That it is one that looks to supress women and their symptoms not cure them. She holds nothing back in explaining that she was given various relaxation and sleeping pills to keep her docile and compliant. If she did not conform they would up the treatment and even punish her. This is no way for a hospital to be supposedly helping people. Kaysen wants her readers to understand the stigmatization that occurs not only within these institutions but in the world.
She acts in a caring manner to everyone’s face, but when she is alone, she becomes a heartless woman, determined to reveal what she knows. Miss Strangeworth is the one causing the distress in her community, yet she acts oblivious as to what is bothering everyone. She shows her extreme deceitfulness by attempting to ease Helen Crane’s concern about her child by saying “Nonsense… some of them develop… more quickly than others” (Jackson, 1941, p. 167). This is deceitful because she is aware that there is something different about the child and instead of voicing that, she consoles the mother, only to subsequently shatter her in an anonymous letter. Additionally, Miss Strangeworth cleverly utilizes the most common paper and envelops all townspeople use for her letters.
Even though the book tells a sad story, the use of logos makes the book a staple in raising awareness of human trafficking. Using experience, statistics, and reality, the novel instills both urgency and fear in its readers. The main character, Lakshmi, relates to a specific group of girls on an age level, yet her life does not relate to the Western lifestyle. The girls reading this book do not garden cucumbers on a hillside or tie aprons tight around their waist to evade the pain of hunger. McCormick writes to young western girls because they are the next generation women that both care and can make a difference.

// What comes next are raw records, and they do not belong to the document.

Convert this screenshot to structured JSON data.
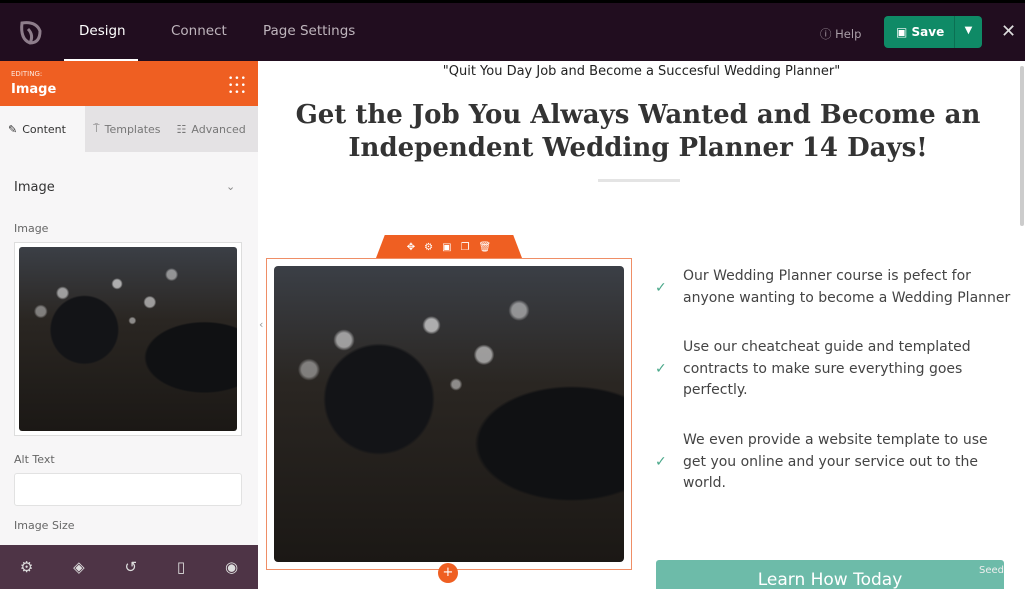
{
  "topbar": {
    "tabs": [
      {
        "label": "Design",
        "active": true
      },
      {
        "label": "Connect"
      },
      {
        "label": "Page Settings"
      }
    ],
    "help": "Help",
    "save": "Save"
  },
  "sidebar": {
    "editing_label": "EDITING:",
    "editing_name": "Image",
    "tabs": [
      {
        "label": "Content",
        "icon": "pencil-icon"
      },
      {
        "label": "Templates",
        "icon": "paint-roller-icon"
      },
      {
        "label": "Advanced",
        "icon": "sliders-icon"
      }
    ],
    "section": "Image",
    "image_label": "Image",
    "alt_label": "Alt Text",
    "alt_value": "",
    "size_label": "Image Size"
  },
  "canvas": {
    "quote": "\"Quit You Day Job and Become a Succesful Wedding Planner\"",
    "headline": "Get the Job You Always Wanted and Become an Independent Wedding Planner 14 Days!",
    "bullets": [
      "Our Wedding Planner course is pefect for anyone wanting to become a Wedding Planner",
      "Use our cheatcheat guide and templated contracts to make sure everything goes perfectly.",
      "We even provide a website template to use get you online and your service out to the world."
    ],
    "cta": "Learn How Today",
    "watermark": "Seed"
  },
  "colors": {
    "accent": "#ef5f22",
    "save": "#0f8a66",
    "topbar": "#210d1f",
    "cta": "#6dbba9"
  }
}
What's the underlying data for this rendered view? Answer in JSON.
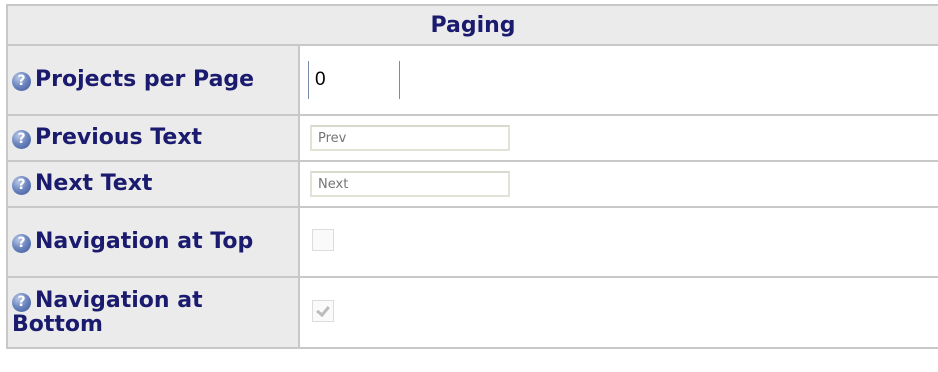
{
  "section": {
    "title": "Paging"
  },
  "rows": [
    {
      "label": "Projects per Page",
      "type": "number",
      "value": "0"
    },
    {
      "label": "Previous Text",
      "type": "text",
      "value": "",
      "placeholder": "Prev"
    },
    {
      "label": "Next Text",
      "type": "text",
      "value": "",
      "placeholder": "Next"
    },
    {
      "label": "Navigation at Top",
      "type": "checkbox",
      "checked": false
    },
    {
      "label": "Navigation at Bottom",
      "type": "checkbox",
      "checked": true
    }
  ],
  "icons": {
    "help": "help-icon"
  },
  "colors": {
    "label_text": "#1a1a6e",
    "label_bg": "#ebebeb",
    "border": "#c8c8c8",
    "help_icon": "#4a66a8"
  }
}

In the book Girl, Interrupted, by Susanna Kaysen, one of the biggest focal points is mental illness. Mental illness can be tough to talk about, simply because the phrase “mental illness” encompasses such a wide range of conditions and conjures up images of deranged people, but it is very important, especially in this book. There is a certain stigma that people who are put into mental hospitals because they have medical problems or are insane and a possible danger to society. While this is sometimes true, it is far more common for patients to need help for a disorder, but just don’t know where to go or what to do, and can end up putting themselves or someone else in danger. This is the case with Susanna, who is the autobiographical main character of the book.
Social isolation, poor housing, unemployment and poverty are all linked to mental ill health. So stigma and discrimination can trap people in a cycle of illness. 5 The situation is exacerbated by the media. Media reports often link mental illness with violence, or portray people with mental health problems as dangerous, criminal, evil, or very disabled and unable to live normal, fulfilled lives. Research shows that the best way to challenge these stereotypes is through firsthand contact with people with experience of mental health problems.
Ernest Becker’s Denial of Death, Elizebeth Kolbert’s The Sixth Extinction: An Unnatural History, and Paulo Coelho’s The Alchemist all have the common theme of fearing the unknown. Each develops this theme in a different light, using varying methods from scientific evidence to a fable. These books all show how the fear of the unknown has the power to control our lives, in both positive and negative
Salinger shows that growing up is a bad thing because younger people don’t realize things that they start to notice as they grow older that will make them more skeptical about the world. Growing up is a bad thing because people do not criticize children as much, and children are more innocent
Whether it was too much dominance in the short stories “The Yellow Wallpaper” and “Trifles” or the lack of dominance, in the short story “A Sorrowful Woman”. It was too hard on the women which caused them to react so harshly. The method of overly controlling the sick women doesn’t work because treating women like property doesn’t create feelings of self worth or help them recuperate. Similarly, the method of letting the sick woman treat her own sickness based on her feelings will fail, because she will feel like she has too much responsibility, and this stress would eventually overcome her. All of these problems could have been avoided if the relationship supremacy was equal.
I will show you that the reasons for staying are of sociological, psychological and extremely emotional character and that these girls and women alike can call themselves survivors; and rightly so. In order to understand the topic of the essay fully, you must first become aware of the fact that this can happen to anyone and anywhere, no matter the circumstances. The sad truth is that oftentimes these cases go unnoticed by everyone even by the victims themselves as they fail to understand that they are being abused without being
While pain may be felt universally, the unique definition cannot be explained verbally, as the feeling varies amongst people. Dickinson utilizes juxtaposition again when describing her “Despair” (10) as “an imperial affliction” (11). In this sense, sorrow is depicted as an ailment, yet ‘imperial’ describes a kingdom or an empire. Dickinson derives ambiguity from her oxymorons; morose emotions can very well be predetermined, a feeling that is brought down from another world. Once again, Dickinson proves that once depression hits, previous conceptions held can be eternally tarnished, leaving a sordid mindset is accurately